I am frequently asked about how I discovered the ketogenic way of life. When I started this journey back in 1999, the word "keto" was almost unheard of, unless it was used to describe diabetic ketoacidosis (DKA). Diabetic ketoacidosis is an extremely dangerous and sometimes fatal metabolic illness that diabetics can develop; it is the combination of extremely high blood sugar and extremely high blood ketones. DKA should not be confused with nutritional ketosis.
Nutritional ketosis is the presence of ketones in the blood, along with the presence of normal blood sugar levels. Dr. Stephen Phinney defines nutritional ketosis as “a natural metabolic state in which your body adapts to burning fat rather than carbohydrates as its primary fuel.” I want it to be very clear: it is very important for everyone to be able to distinguish between the two conditions.
Circa 1999, I was basically on my own trying to figure out the low-carb lifestyle. At the time, there weren't amazing websites like Ketogenic Success to help me learn all I needed to know about how to live and eat keto.
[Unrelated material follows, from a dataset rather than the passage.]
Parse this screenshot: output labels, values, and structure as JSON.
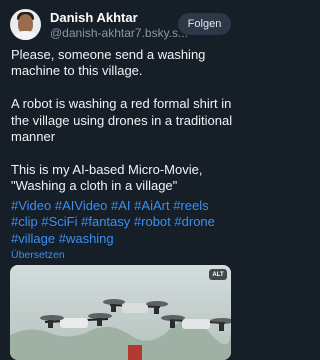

There were no movies, no documentaries, no clinics, and certainly no support groups for keto on Facebook (which didn't even exist!). All I knew back then was to cut the sugars and keep carbohydrates to no more than 20 grams daily; which meant ditching all things considered a carbohydrate, including starchy root vegetables like potatoes. Out went rice, pasta, bread, and basically all “junk foods." Back then it really was that simple. No weighing, no measuring, and no tracking apps! Just keep the carbs to a maximum of 20 grams daily. Seven months later, I was down about seventy-plus pounds! I started this journey in the early Fall as a caterpillar, and emerged in the Spring as a beautiful butterfly.
Fast forward a decade, and the much-needed research and data to back up the ketogenic lifestyle slowly started finding its tiny voice, thanks to people like Drs. Eric Westman, Stephen Phinney, and Jeff Volek, who at last started doing research about the benefits of maintaining nutritional ketosis via a low-carb way of eating (WOE). Nearly two decades after discovering the benefits of cutting sugars, carbohydrates, and refined processed foods out of my life, I am proud to report there is a plethora of information available just a mouse click away!
If you don't have time to sit and read one of the many amazing books or websites on keto, no sweat! You can easily curl up on the couch and get the info during your daily screen time. Below is a list of documentaries, many of which are self-funded, these films will help provide a strong foundation of useful information for everyone.
The aim is to help you better understand your metabolism, ketosis, and the foods that are beneficial for a ketogenic lifestyle. I hope you enjoy watching and learning as much as I have. This is not an all-encompassing list, but these are some of the most well-known films with a fat-focused and/or ketogenic bent. Without further ado and in no particular order (with links!):
Carb-Loaded: A Culture Dying to Eat (2014)
FAT: A Documentary (2019)
Fat: A Documentary 2 (2021)
Fat Fiction (2020)
The Magic Pill (2017)
Fat Head (2009)
Fat Head Kids (2018)
Fed Up (2014)
Cereal Killers (2013)
Cereal Killers 2: Run on Fat (2015)
That Sugar Film (2014)
The Big Fat Fix (2017)
Sugar Coated (2015)
Coach Jenn Brown is a board certified Nurse Coach with twenty-five years of clinical experience, and a Ketogenic Lifestyle Coach.